Basics to Lighting a Subject & Mistakes to Avoid
When choosing a location take note of the light that already exists in the location (ambient light). Naturally lit areas with adjustable lighting (ie: shades and curtains) are best.
- iPhone camera sensors LOVE natural light
- If there is too much, or uneven light in a setting shutting a shade or curtain can make a world of difference.
- Think of the "magic hour lighting" or the time at sunset when everyone wants to head down to the beach and take photos - THIS is great lighting
PRIMARY LIGHT SOURCE
Your primary light source should be used to light your subject's face, not light them from behind.
- Windows are great for natural lighting, but planning to shoot your subject with the NYC skyline behind them will result in the subject being backlit.
- Natural light looks beautiful but can be variable & give you less control: If relying on natural light know that the sun going behind a cloud can affect the shot composition
- Consider the time of day or the weather outside, when is the light coming in the brightest, and when is it the most manageable?
Setting a shot up with the light source behind your subject can result one of two ways (photos below), and neither one is a good option. Instead opt to have your subject turn around and let the natural light from the window light their face.
SHADOWS BEHIND SUBJECT
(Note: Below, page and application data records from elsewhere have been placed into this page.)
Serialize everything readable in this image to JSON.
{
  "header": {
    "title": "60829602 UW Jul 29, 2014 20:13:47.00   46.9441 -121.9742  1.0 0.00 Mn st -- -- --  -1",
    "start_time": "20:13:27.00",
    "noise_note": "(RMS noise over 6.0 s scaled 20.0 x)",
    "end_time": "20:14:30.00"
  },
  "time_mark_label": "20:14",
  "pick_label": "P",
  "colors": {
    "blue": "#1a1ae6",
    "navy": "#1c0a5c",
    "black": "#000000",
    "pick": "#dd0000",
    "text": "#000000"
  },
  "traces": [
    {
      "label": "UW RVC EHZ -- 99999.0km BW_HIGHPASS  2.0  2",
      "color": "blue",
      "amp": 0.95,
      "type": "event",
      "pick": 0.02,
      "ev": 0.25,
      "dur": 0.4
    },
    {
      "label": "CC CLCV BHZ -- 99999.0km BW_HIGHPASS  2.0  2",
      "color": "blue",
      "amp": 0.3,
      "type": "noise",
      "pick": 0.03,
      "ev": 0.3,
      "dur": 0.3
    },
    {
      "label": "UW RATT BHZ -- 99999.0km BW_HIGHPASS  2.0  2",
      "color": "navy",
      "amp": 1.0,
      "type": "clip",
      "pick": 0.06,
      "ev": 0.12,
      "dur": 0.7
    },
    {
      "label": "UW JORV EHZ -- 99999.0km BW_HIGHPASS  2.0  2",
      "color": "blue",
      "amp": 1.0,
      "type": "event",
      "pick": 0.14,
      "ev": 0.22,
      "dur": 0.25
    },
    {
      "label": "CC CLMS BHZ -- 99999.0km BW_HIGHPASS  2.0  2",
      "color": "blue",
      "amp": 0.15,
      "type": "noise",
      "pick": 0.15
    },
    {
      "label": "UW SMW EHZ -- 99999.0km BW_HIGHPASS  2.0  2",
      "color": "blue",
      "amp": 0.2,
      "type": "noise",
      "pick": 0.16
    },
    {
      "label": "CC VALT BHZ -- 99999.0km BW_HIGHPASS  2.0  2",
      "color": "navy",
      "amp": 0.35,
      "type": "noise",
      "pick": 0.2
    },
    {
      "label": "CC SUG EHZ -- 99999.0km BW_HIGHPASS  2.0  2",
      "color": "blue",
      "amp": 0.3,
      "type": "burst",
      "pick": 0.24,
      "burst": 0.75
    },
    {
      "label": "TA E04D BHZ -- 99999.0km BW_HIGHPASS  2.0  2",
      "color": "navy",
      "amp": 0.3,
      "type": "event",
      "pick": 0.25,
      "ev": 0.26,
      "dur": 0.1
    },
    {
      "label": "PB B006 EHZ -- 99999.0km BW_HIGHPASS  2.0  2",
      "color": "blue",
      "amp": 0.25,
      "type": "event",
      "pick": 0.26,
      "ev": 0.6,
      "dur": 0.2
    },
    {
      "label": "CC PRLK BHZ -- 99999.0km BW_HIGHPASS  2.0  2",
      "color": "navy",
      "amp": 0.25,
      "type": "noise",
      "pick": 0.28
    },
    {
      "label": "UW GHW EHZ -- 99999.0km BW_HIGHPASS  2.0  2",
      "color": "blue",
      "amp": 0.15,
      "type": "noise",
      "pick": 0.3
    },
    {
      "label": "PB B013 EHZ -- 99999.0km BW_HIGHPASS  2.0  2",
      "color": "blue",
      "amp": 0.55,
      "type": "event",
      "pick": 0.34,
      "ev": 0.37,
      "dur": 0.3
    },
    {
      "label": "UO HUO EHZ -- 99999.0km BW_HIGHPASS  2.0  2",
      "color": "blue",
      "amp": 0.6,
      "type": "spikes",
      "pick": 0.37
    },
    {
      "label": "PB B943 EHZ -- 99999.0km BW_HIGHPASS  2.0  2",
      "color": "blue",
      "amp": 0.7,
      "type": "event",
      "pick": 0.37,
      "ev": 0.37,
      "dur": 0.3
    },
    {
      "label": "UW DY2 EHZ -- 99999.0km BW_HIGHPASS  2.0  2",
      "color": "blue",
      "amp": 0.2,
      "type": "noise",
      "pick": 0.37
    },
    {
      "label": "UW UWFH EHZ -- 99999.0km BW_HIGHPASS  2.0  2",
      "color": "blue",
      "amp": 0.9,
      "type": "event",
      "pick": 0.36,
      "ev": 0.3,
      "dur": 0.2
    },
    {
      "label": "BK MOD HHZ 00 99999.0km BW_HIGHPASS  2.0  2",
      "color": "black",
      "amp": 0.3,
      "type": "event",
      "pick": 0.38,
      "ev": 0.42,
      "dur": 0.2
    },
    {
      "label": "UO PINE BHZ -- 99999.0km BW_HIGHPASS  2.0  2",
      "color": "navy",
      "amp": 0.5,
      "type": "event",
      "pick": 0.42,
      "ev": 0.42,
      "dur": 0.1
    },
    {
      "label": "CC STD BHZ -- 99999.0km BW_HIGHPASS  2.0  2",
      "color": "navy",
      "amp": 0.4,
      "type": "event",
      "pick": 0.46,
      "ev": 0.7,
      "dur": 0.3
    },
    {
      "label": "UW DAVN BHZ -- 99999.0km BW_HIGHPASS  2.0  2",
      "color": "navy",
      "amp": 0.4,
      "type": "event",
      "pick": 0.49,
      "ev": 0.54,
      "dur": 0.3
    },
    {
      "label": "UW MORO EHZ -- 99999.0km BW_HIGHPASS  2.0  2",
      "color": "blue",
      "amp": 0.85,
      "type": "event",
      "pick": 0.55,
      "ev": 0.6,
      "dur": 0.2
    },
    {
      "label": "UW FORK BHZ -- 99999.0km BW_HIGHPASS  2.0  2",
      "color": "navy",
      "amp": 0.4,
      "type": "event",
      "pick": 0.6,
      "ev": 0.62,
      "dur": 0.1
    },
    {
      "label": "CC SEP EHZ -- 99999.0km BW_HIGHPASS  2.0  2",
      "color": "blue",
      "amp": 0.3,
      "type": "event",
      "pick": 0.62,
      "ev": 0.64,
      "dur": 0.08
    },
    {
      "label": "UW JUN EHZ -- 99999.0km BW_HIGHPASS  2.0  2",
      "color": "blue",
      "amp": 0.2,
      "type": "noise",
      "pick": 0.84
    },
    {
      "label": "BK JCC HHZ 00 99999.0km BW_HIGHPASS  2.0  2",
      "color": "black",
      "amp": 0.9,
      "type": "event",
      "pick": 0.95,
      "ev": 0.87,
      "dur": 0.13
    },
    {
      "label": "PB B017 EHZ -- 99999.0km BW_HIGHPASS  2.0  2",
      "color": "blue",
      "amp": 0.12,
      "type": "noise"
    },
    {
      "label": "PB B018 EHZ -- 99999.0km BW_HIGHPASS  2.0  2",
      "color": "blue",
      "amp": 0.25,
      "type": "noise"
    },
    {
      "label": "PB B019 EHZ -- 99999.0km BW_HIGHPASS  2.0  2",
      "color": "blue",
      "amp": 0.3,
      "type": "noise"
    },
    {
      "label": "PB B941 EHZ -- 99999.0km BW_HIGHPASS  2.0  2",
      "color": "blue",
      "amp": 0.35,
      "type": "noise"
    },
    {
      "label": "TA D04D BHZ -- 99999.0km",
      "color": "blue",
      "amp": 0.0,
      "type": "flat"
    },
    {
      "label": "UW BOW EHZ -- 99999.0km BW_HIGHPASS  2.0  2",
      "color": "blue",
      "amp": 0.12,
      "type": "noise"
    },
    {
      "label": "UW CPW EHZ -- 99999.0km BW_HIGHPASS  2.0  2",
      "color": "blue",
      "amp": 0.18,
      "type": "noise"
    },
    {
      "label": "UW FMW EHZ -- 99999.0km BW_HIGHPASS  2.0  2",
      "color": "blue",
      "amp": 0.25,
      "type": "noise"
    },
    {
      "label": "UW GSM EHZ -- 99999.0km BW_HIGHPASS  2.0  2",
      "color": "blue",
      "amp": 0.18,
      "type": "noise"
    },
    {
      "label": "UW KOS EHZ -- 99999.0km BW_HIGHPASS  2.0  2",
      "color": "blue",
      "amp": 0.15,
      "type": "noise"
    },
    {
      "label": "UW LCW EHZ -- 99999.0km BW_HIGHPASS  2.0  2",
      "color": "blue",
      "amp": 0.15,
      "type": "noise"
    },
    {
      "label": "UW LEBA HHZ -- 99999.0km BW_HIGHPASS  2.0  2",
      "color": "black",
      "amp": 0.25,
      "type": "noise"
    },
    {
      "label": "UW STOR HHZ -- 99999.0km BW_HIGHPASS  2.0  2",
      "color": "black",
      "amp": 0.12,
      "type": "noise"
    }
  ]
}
If you are seeing shadows on the wall behind your subject, you can reduce shadows by moving your subject further away from the wall behind them.